TASK INPUT below:

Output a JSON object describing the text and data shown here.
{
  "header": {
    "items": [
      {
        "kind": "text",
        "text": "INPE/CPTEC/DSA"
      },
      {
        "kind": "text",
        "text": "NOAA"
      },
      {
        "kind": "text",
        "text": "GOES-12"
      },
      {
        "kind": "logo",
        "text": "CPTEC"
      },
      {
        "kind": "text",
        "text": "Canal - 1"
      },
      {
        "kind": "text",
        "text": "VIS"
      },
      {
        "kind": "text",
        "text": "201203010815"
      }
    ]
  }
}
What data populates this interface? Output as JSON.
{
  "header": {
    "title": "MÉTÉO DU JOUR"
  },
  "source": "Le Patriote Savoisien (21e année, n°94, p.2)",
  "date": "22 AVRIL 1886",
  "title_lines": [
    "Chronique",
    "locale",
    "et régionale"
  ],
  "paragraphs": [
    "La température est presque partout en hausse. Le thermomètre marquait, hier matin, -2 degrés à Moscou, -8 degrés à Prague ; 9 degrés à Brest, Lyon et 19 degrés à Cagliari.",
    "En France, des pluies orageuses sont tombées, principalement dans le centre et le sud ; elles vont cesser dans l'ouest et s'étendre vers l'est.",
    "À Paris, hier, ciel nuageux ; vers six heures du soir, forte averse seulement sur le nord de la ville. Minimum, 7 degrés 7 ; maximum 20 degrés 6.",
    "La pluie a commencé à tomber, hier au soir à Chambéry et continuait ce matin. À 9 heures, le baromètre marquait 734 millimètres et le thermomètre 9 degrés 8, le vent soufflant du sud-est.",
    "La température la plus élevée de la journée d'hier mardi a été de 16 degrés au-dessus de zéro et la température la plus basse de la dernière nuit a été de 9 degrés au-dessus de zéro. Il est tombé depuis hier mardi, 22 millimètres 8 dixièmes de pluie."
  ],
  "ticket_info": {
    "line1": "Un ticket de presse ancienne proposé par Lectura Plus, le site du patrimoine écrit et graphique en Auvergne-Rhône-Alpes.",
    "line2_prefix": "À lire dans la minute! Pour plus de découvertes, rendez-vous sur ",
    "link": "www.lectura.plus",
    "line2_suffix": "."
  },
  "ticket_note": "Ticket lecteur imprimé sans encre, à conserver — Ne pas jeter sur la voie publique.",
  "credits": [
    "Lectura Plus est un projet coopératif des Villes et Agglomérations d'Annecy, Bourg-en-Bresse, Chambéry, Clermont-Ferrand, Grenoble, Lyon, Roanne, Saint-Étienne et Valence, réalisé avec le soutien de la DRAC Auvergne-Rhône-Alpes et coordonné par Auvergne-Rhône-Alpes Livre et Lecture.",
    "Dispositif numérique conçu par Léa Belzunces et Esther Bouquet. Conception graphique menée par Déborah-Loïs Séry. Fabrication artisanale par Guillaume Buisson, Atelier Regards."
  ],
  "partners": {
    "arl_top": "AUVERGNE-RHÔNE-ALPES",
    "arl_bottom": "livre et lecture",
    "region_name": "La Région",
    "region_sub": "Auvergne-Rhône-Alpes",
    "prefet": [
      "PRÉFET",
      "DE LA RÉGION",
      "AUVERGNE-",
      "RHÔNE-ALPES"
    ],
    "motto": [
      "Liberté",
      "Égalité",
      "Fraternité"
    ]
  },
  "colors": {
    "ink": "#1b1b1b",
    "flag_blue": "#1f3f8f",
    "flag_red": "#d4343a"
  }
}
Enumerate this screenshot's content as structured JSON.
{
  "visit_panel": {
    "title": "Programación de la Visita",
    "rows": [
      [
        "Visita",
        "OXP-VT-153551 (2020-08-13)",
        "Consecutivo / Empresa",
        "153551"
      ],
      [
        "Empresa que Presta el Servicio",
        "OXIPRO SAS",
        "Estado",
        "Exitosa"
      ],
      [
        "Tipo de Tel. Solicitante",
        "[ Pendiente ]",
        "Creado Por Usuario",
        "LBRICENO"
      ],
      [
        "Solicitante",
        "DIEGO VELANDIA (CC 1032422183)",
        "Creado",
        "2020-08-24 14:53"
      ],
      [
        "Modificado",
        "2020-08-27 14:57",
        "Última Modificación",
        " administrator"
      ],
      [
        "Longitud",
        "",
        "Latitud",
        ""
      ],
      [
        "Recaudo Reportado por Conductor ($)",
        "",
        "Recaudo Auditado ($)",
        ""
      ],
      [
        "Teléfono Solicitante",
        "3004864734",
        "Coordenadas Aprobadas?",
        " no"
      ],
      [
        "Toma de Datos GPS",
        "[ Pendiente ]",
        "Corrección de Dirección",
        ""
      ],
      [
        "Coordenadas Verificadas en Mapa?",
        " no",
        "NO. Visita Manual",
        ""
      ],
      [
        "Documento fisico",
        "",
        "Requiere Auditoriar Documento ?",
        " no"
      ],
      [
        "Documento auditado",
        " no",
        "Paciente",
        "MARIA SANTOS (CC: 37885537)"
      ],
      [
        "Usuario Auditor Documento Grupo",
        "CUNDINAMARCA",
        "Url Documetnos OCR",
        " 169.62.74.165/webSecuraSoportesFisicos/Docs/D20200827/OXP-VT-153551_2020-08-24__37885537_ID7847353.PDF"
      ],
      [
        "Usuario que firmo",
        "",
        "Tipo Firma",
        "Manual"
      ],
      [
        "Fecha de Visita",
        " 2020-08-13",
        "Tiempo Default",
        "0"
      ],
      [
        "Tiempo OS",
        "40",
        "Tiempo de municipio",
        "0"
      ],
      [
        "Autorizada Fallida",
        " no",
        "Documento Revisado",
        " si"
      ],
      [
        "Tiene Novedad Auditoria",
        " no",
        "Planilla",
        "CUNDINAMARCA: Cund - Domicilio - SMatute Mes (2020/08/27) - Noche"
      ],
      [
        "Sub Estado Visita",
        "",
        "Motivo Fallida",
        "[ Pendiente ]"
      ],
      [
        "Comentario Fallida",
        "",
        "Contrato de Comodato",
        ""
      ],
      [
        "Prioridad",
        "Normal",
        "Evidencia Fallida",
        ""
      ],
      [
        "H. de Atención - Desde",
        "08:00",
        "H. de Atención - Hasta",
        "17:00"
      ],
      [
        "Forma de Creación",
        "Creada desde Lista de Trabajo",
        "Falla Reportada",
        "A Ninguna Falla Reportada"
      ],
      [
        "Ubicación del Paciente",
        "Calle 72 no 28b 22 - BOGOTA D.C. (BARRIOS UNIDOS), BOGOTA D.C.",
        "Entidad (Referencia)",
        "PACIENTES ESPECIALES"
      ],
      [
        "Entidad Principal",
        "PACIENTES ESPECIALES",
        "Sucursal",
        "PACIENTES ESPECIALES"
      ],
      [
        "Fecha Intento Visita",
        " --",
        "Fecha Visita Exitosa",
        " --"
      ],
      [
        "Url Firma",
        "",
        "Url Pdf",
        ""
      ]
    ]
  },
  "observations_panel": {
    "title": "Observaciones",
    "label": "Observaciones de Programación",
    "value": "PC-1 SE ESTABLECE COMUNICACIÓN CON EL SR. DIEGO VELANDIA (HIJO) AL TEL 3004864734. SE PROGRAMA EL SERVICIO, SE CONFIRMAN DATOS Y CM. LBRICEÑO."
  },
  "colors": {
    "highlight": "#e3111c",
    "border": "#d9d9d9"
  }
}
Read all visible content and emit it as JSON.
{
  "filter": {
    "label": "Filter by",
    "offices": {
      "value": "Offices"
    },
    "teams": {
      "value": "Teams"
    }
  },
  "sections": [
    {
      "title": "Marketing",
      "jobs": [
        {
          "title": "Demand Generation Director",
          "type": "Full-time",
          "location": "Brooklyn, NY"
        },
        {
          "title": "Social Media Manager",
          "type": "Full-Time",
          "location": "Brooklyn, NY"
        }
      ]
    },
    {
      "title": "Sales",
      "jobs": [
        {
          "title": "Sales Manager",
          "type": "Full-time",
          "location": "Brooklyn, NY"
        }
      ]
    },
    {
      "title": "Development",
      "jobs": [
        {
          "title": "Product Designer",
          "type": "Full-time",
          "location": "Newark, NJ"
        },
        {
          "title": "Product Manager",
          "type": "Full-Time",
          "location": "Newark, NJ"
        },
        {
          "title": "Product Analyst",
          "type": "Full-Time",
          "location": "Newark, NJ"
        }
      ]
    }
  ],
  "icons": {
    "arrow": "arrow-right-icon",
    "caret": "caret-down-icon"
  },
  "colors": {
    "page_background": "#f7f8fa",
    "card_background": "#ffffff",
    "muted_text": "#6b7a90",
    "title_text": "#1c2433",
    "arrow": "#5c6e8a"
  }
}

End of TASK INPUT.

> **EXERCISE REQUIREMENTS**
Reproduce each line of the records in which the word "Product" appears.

> **TASK RESPONSE**
          "title": "Product Designer",
          "title": "Product Manager",
          "title": "Product Analyst",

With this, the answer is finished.